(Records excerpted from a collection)
■ ■ ■ ■ ■

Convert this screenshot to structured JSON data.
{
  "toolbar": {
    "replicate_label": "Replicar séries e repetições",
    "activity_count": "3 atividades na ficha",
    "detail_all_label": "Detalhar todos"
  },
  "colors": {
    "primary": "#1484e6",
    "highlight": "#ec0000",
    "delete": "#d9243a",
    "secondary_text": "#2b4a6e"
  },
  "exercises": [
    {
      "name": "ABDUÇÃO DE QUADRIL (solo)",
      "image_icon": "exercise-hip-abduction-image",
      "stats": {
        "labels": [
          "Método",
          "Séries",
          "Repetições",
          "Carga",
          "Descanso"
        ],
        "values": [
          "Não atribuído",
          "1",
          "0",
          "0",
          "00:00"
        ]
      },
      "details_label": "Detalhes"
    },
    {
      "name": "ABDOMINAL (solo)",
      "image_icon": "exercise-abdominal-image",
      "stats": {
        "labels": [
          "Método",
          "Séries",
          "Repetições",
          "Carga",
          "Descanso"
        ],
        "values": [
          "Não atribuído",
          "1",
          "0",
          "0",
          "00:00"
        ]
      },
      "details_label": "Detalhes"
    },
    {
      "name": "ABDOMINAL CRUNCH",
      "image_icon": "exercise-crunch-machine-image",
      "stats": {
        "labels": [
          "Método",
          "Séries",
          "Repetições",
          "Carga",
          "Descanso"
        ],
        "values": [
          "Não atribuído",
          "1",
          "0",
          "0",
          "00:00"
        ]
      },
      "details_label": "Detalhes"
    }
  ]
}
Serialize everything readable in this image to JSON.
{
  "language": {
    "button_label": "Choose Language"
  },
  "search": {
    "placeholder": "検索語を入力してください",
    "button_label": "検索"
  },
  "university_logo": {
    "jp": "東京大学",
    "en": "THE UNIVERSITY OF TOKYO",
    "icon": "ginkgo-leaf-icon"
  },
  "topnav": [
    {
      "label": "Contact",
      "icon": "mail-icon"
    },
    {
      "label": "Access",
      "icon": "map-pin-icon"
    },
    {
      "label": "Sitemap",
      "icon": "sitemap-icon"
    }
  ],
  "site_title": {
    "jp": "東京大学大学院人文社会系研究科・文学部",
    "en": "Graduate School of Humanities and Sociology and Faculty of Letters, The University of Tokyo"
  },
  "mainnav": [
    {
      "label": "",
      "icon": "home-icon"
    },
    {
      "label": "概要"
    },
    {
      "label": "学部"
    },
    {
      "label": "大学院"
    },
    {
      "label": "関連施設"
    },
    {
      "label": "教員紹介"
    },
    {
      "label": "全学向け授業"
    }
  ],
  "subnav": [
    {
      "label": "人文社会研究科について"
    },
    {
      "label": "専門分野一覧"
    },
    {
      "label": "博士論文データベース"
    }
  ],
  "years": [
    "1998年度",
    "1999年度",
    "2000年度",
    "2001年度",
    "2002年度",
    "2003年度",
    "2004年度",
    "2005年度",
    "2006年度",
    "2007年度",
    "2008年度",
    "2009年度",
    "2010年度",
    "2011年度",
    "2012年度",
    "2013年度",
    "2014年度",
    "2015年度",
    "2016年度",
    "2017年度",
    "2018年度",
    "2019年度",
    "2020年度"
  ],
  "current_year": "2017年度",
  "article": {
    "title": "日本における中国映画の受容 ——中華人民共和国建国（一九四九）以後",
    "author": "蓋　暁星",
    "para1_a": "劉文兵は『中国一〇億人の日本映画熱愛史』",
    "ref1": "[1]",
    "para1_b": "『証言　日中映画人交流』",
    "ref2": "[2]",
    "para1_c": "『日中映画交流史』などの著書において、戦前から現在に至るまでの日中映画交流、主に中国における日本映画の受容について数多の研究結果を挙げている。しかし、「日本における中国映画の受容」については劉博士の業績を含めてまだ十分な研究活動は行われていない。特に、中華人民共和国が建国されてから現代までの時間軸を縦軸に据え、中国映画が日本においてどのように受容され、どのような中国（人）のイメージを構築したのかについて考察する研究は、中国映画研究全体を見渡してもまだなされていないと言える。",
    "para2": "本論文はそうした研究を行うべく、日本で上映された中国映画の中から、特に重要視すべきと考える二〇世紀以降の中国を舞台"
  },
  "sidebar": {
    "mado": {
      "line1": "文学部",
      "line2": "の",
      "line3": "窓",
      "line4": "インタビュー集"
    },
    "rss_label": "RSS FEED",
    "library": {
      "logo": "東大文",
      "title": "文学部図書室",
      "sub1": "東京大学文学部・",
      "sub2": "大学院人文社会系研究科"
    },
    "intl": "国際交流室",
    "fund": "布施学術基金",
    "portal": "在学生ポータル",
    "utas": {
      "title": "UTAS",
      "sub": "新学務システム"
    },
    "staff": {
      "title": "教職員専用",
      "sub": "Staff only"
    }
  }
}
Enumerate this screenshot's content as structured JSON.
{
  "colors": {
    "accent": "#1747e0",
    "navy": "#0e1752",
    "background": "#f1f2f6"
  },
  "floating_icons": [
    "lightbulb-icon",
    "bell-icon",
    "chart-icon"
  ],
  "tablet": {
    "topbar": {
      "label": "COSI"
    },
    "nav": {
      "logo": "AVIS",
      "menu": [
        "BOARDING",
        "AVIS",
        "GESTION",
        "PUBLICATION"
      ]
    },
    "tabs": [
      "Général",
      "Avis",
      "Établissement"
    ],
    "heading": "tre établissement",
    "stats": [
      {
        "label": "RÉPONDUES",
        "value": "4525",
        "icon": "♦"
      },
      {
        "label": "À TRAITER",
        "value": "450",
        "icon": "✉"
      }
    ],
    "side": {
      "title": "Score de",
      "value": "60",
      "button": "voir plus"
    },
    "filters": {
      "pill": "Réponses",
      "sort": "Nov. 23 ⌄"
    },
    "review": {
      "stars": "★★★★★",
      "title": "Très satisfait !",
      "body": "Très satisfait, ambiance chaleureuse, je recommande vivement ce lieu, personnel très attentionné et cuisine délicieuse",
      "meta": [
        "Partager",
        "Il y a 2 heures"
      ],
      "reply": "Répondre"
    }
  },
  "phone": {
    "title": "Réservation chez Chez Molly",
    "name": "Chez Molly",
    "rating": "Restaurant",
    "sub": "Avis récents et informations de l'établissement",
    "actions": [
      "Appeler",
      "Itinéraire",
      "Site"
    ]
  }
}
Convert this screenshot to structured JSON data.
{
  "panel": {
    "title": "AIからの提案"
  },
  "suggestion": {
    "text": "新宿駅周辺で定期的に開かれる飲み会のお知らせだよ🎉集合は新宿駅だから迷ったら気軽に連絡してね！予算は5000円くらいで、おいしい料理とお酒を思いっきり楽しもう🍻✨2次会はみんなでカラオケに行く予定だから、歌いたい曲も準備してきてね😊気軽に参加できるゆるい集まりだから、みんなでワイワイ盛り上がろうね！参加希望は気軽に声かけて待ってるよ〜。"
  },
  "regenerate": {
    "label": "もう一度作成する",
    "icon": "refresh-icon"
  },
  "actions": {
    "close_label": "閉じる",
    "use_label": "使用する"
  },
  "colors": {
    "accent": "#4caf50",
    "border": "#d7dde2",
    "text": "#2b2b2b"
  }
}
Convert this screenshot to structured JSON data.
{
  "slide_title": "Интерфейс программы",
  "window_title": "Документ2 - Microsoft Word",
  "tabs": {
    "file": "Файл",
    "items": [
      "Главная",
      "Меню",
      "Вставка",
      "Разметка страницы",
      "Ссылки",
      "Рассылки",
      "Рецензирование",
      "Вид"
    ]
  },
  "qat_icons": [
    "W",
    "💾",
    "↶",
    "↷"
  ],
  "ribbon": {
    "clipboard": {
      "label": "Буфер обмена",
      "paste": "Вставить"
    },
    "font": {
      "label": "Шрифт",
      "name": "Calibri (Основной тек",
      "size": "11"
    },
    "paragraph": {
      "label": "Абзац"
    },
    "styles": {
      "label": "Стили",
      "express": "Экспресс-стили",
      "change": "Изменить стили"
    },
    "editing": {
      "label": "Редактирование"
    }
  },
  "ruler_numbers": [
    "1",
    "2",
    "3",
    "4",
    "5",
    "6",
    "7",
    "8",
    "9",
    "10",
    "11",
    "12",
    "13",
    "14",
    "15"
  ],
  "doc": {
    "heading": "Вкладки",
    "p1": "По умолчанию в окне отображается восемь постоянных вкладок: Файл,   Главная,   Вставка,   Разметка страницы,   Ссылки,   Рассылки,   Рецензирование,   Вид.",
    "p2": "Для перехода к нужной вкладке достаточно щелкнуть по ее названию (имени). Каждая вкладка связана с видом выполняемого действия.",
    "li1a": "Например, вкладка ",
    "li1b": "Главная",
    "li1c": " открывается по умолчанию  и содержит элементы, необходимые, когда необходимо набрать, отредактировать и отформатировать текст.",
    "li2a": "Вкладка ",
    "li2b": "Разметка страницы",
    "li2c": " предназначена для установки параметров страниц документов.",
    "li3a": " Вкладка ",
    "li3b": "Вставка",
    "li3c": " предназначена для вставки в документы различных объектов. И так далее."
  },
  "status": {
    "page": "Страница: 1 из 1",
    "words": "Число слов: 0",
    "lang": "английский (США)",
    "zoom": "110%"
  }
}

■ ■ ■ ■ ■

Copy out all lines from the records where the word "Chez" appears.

RESPONSE BOX:
    "title": "Réservation chez Chez Molly",
    "name": "Chez Molly",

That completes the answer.